» Task to complete
From the entries below, copy every line holding the word "message".

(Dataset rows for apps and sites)
- - -
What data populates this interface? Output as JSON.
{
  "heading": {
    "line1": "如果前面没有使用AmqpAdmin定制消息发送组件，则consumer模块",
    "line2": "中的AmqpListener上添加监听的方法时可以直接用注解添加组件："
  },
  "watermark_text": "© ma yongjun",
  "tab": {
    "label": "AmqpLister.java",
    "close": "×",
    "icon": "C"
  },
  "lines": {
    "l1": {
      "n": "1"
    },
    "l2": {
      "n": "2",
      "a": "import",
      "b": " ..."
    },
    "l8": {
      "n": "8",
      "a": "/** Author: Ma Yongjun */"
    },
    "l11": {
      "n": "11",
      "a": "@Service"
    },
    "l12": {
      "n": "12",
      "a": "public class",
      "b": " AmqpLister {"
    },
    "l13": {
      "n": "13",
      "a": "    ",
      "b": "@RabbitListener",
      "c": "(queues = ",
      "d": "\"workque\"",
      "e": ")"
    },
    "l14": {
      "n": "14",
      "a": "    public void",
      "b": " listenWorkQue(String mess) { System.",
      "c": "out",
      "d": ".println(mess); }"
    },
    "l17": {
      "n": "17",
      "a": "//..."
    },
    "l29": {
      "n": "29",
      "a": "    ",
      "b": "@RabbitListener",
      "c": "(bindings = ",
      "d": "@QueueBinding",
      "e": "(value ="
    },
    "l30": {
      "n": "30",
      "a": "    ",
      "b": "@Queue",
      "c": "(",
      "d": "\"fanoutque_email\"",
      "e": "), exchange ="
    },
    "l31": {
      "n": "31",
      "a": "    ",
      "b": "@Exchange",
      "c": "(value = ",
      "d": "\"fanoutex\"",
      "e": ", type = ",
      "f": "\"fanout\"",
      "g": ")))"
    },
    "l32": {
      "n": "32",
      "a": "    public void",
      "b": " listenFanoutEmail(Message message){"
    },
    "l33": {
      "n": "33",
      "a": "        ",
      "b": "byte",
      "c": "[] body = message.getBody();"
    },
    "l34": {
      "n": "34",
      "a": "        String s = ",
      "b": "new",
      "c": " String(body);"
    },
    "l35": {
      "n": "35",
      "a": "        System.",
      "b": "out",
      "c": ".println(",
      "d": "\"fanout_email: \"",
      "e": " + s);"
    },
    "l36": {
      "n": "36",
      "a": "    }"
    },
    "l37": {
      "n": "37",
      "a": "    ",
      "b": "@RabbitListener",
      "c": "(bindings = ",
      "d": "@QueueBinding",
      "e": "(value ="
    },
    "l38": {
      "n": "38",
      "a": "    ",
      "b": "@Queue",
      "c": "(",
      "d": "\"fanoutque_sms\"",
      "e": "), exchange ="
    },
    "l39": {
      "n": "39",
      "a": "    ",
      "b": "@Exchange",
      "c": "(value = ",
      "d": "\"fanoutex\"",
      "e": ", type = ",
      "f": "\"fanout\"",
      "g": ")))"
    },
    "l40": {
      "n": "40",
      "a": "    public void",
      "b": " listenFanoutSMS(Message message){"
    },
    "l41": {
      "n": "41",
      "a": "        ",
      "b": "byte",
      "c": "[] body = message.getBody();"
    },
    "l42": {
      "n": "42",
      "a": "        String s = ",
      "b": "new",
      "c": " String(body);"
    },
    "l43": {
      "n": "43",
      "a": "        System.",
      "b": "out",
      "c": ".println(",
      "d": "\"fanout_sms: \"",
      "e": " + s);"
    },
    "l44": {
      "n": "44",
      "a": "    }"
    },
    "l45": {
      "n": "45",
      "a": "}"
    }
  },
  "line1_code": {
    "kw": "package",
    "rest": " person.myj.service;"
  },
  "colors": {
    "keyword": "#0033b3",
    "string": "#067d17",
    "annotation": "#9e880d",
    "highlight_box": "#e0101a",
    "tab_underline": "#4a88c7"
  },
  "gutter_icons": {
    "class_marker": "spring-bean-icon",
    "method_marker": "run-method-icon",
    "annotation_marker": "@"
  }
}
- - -
» Exercise result
      "b": " listenFanoutEmail(Message message){"
      "c": "[] body = message.getBody();"
      "b": " listenFanoutSMS(Message message){"
      "c": "[] body = message.getBody();"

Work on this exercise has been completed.